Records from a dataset
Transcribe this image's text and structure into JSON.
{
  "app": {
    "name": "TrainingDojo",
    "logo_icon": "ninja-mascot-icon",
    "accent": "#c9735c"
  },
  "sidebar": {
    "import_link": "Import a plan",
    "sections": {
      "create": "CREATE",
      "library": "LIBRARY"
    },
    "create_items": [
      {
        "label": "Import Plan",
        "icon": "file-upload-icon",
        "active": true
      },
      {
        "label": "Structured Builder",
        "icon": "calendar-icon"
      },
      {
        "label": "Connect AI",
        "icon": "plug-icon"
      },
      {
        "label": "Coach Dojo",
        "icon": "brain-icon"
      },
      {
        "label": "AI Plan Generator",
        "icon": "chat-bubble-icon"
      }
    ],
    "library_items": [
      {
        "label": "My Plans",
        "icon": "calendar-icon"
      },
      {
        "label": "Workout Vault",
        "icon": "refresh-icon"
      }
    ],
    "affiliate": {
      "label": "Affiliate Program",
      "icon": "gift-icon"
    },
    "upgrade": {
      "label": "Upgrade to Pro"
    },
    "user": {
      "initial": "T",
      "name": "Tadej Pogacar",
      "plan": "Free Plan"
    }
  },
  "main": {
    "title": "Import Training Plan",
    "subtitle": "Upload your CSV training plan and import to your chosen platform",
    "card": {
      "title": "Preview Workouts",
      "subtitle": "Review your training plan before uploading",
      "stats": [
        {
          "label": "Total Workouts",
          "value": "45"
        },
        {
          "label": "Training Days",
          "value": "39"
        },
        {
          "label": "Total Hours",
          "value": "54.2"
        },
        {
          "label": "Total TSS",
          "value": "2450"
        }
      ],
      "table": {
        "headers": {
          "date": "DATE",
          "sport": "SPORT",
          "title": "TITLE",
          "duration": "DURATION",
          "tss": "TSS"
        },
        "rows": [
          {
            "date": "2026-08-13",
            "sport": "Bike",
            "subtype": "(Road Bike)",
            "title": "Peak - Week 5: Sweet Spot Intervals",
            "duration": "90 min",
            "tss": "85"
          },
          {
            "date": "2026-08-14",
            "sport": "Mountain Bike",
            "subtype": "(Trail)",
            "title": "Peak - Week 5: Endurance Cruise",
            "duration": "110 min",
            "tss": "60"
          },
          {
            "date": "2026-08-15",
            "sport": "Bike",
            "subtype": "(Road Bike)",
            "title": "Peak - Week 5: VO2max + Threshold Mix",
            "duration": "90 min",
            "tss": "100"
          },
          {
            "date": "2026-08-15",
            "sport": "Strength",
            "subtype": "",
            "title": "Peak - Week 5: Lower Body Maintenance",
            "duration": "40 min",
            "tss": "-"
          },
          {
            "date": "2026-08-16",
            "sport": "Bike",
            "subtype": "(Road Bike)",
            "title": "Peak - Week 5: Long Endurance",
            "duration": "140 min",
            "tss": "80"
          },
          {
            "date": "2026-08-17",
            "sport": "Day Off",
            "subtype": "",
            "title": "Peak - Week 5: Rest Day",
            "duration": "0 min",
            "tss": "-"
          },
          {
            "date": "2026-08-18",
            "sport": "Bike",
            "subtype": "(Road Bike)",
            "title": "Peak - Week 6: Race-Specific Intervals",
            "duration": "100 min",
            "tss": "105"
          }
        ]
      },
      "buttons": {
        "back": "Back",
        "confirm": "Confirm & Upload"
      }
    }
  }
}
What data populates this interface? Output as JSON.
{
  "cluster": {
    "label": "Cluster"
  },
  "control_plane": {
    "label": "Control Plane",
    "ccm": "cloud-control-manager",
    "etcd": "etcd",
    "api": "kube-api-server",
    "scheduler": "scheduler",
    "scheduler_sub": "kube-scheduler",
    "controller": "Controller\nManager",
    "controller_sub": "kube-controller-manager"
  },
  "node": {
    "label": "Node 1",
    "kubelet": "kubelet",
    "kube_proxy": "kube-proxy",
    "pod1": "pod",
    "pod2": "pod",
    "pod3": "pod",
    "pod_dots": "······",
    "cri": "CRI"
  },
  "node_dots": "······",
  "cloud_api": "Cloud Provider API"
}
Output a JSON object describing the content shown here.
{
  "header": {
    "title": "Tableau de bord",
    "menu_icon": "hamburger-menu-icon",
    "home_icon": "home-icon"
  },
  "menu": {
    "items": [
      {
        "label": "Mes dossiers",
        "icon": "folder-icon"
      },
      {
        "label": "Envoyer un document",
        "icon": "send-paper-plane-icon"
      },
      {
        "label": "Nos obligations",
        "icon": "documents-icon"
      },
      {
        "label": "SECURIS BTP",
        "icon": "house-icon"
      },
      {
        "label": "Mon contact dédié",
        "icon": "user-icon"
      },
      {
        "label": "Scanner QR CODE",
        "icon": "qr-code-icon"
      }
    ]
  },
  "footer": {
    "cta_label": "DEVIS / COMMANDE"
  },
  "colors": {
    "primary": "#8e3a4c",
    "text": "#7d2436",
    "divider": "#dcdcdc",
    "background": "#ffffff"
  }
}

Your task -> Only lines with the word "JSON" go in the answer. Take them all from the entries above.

Reply ->
Transcribe this image's text and structure into JSON.
What data populates this interface? Output as JSON.
Output a JSON object describing the content shown here.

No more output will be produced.